Those who oppose President Clinton’s tax increase are usually challenged by reporters to say which federal programs they would cut. Here’s an answer: cut out or reduce the billions of dollars spent on immigrants, both legal and illegal.
A new study by Donald L. Huddle, professor emeritus of economics at Rice University in Houston, reports the sensational fact that immigrants residing in the United States cost U.S. taxpayers at all levels of government $45 billion annually above the taxes the immigrants paid. He projects that the net cost to the U.S. taxpayers of all immigrants in the United States in the 1993-2002 period will total over $450 billion.
That would be quite a savings!
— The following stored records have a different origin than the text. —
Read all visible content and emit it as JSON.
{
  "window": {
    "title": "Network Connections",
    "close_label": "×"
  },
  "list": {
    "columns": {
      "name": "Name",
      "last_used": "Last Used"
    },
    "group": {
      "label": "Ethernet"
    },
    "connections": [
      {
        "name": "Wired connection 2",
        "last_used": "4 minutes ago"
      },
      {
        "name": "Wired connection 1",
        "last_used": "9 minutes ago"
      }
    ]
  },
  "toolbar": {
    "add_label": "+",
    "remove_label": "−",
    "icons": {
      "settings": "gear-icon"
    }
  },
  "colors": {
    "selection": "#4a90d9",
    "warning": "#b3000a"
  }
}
Congress should declare a moratorium on all immigration until we cut the deficit.
Professor Huddle’s study discovered that, in 1992, elementary and secondary education for immigrants cost us $12.8 billion, public higher education $2.4 billion, and bilingual education $2.8 bilLion.
When he examined the portion of the costs that is due to the 4.8 million illegal aliens, Professor Huddle says that U.S. taxpayers coughed up $12.5 billion in “major outlays” in 1992. That includes $4 billion for elementary and secondary education, $820 million in Aid to Families with Dependent Children (AFDC), $828 million for teaching English to illegals, and $7 billion in unemployment assistance.
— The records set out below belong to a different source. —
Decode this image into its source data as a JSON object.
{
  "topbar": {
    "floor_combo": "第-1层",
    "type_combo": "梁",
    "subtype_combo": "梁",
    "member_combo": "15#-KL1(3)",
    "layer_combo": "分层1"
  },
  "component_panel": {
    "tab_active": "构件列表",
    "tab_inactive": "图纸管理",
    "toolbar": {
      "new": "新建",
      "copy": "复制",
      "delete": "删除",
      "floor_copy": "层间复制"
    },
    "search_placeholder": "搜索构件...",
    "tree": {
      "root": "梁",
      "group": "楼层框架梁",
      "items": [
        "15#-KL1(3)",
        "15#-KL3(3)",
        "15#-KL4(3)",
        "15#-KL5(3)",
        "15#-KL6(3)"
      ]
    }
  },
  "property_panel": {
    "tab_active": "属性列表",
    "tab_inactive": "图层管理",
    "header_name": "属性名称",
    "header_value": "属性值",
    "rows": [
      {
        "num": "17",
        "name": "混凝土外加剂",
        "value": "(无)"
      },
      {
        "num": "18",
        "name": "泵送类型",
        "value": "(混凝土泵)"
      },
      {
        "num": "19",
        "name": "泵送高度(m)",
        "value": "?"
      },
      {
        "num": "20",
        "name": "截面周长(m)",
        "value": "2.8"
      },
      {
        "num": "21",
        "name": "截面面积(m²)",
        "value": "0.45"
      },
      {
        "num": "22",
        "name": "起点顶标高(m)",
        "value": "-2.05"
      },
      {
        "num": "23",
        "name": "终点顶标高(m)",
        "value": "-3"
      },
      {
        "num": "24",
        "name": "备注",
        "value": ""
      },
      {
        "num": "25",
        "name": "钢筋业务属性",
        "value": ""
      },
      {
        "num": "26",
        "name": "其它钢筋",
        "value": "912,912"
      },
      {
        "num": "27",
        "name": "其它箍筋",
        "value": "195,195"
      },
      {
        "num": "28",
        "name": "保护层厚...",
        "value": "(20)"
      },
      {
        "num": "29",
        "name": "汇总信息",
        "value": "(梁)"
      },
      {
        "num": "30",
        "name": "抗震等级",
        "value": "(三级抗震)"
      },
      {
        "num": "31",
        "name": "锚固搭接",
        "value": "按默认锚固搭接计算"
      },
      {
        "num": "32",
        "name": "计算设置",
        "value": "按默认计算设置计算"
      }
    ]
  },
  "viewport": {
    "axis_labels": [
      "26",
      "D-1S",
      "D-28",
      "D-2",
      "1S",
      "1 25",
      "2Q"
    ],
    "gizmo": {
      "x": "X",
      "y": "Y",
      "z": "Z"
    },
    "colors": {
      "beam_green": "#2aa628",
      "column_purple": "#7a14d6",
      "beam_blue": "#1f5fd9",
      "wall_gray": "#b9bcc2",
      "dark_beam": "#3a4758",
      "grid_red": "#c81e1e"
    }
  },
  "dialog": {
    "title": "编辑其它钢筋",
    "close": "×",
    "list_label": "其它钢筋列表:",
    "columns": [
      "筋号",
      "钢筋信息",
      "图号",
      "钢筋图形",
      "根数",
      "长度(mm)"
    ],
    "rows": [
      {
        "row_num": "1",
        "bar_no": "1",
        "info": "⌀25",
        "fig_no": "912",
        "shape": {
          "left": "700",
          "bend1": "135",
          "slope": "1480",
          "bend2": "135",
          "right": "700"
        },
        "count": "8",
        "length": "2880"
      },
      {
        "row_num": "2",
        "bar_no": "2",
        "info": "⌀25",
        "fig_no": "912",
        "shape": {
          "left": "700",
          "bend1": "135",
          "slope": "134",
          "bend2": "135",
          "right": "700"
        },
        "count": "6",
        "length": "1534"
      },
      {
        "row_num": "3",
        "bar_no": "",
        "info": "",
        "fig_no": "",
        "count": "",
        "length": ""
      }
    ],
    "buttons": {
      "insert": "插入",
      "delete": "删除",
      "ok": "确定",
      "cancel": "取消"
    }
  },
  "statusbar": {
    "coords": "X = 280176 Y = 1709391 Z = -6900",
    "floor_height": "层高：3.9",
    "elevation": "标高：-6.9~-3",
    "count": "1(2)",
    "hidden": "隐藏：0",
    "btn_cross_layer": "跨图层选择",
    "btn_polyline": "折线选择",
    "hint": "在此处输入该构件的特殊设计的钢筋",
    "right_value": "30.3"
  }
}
Professor Huddle estimates that more than two million Americans were displaced from their jobs in 1992 by the 18 million legal, illegal and amnestied immigrants. The U.S. taxpayers had to pony up $15.7 billion in Medicaid, AFDC, food stamps, unemployment compensation, and general assistance for these displaced Americans.
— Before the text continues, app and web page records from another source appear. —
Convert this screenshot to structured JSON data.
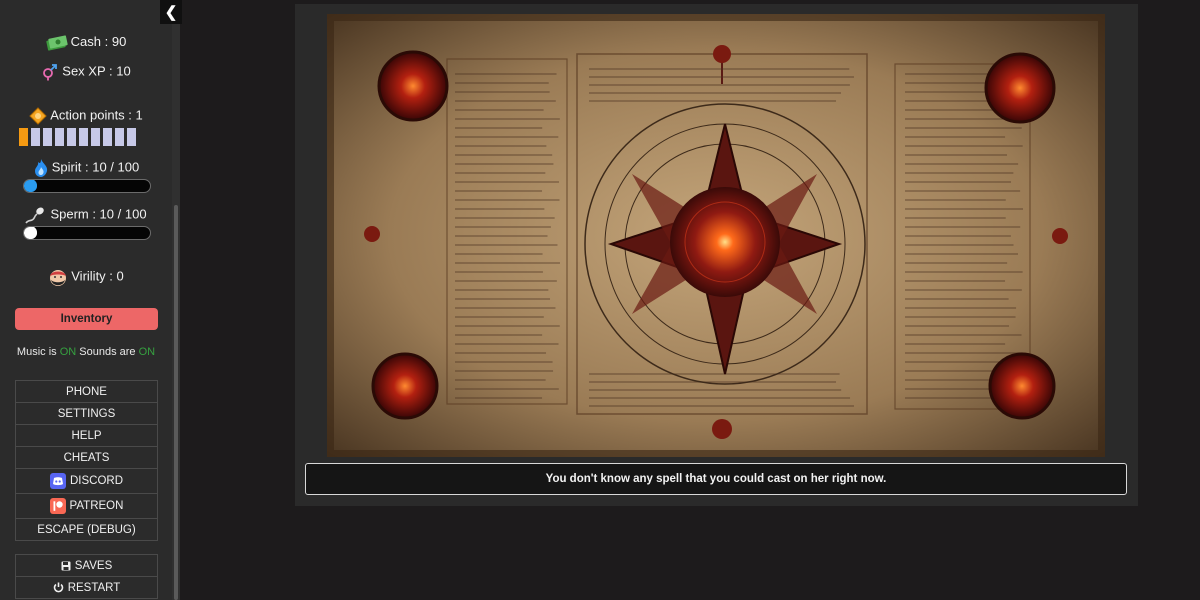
{
  "sidebar": {
    "cash": {
      "label": "Cash : 90",
      "icon": "cash-icon"
    },
    "sex_xp": {
      "label": "Sex XP : 10",
      "icon": "gender-icon"
    },
    "action_points": {
      "label": "Action points : 1",
      "icon": "action-points-icon",
      "filled": 1,
      "total": 10
    },
    "spirit": {
      "label": "Spirit : 10 / 100",
      "icon": "flame-icon",
      "value": 10,
      "max": 100,
      "color": "#2a9cf0"
    },
    "sperm": {
      "label": "Sperm : 10 / 100",
      "icon": "sperm-icon",
      "value": 10,
      "max": 100,
      "color": "#ffffff"
    },
    "virility": {
      "label": "Virility : 0",
      "icon": "face-icon"
    },
    "inventory_label": "Inventory",
    "audio": {
      "music_prefix": "Music is ",
      "music_state": "ON",
      "sounds_prefix": " Sounds are ",
      "sounds_state": "ON"
    },
    "menu": {
      "phone": "PHONE",
      "settings": "SETTINGS",
      "help": "HELP",
      "cheats": "CHEATS",
      "discord": "DISCORD",
      "patreon": "PATREON",
      "escape": "ESCAPE (DEBUG)"
    },
    "menu2": {
      "saves": "SAVES",
      "restart": "RESTART"
    }
  },
  "colors": {
    "accent_inventory": "#ed6767",
    "on": "#36a040",
    "action_point": "#f59a12",
    "discord": "#5865f2",
    "patreon": "#f96854"
  },
  "main": {
    "scene_icon": "grimoire-pentagram-image",
    "dialogue": "You don't know any spell that you could cast on her right now."
  }
}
The watershed event in causing Americans- to lose control of our borders was the 1965 Immigration Act, which overturned the McCarran Walter Immigration Act and completely changed the strategy and tactics of our national immigration policy. Those dramatic changes were accompanied by considerable deception on the part of the sponsors of the 1965 law.
For example, Senator Edward Kennedy, purporting to describe “w hat the bill will not do,” said, “First, our cities will not be flooded with a million immigrants annually. Under the proposed bill, the present level of immigration remains substantially the same. Secondly, the ethnic mix will not be upset. Contrary to the charges in some quarters, [the bill] will not inundate America with immigrants from any one country or area, or the most populated and deprived nations of Africa and Asia.”
All his promises proved false. In the 1950s, about 230,000 immigrants arrived each year, and they were mostly legal. By the 1990s, one million immigrants a year are coming in, and the ethnic mix has changed dramatically.
Between 1971 and 1980, 85 percent of legal immigrants were from the Third World. In 1960, the U.S. population was 88.6 percent white; by 1990, it was only 75.6 percent white, a drop of 13 percentage points in 30 years. In 1990, only 8 percent of the legal immigrants came from Europe.
Congressman Elton Gallegly has been forced to confront the immigration issue because he is a member of the House International Law, Immigration, and Refugee Subcommittee. He says that “our borders are a revolving door for anyone who really wants to come here, including international terrorists.”
In 1987, 20 percent of the total arrests in our six largest cities were foreign nationals. Nearly a third of the first 6,000 arrested in the 1992 Los Angeles riot were illegal aliens, and no effort was made to deport them.
Today’s immigrants don’t assimilate. Thanks to the bureaucracies of bilingualism, multicultural education, and easy welfare, far too many immigrants remain part of an alien subculture.
According to Daniel James, a specialist in Latin American affairs and author of a 1991 study called Illegal Immigration — An Unfolding Crisis, one of the many problems with illegal immigration is “the development of a foreign underclass with its implications of non assimilable ethnic enclaves and unlawful acts in association with criminal elements including drug traffickers.”
James believes that there is a “conspiracy of silence” that is closing off serious debate about the ramifications of immigration. He believes that the illegals “already constitute a threat – to our very sovereignty.”
On all sides we hear the demand for such Politically Correct policies as “multiculturalism,” “diversity,” and “ethnic solidarity.” But making those values ends in themselves is what has broken up Czechoslovakia, Yugoslavia, Russia, India, Canada, and South Africa.
America needs a public debate about the consequences of large scale immigration and how our laws should deal with it. We should consider such proposals as calling “time out” on legal immigration, closing our borders to invading illegals, and toughening our asylum laws.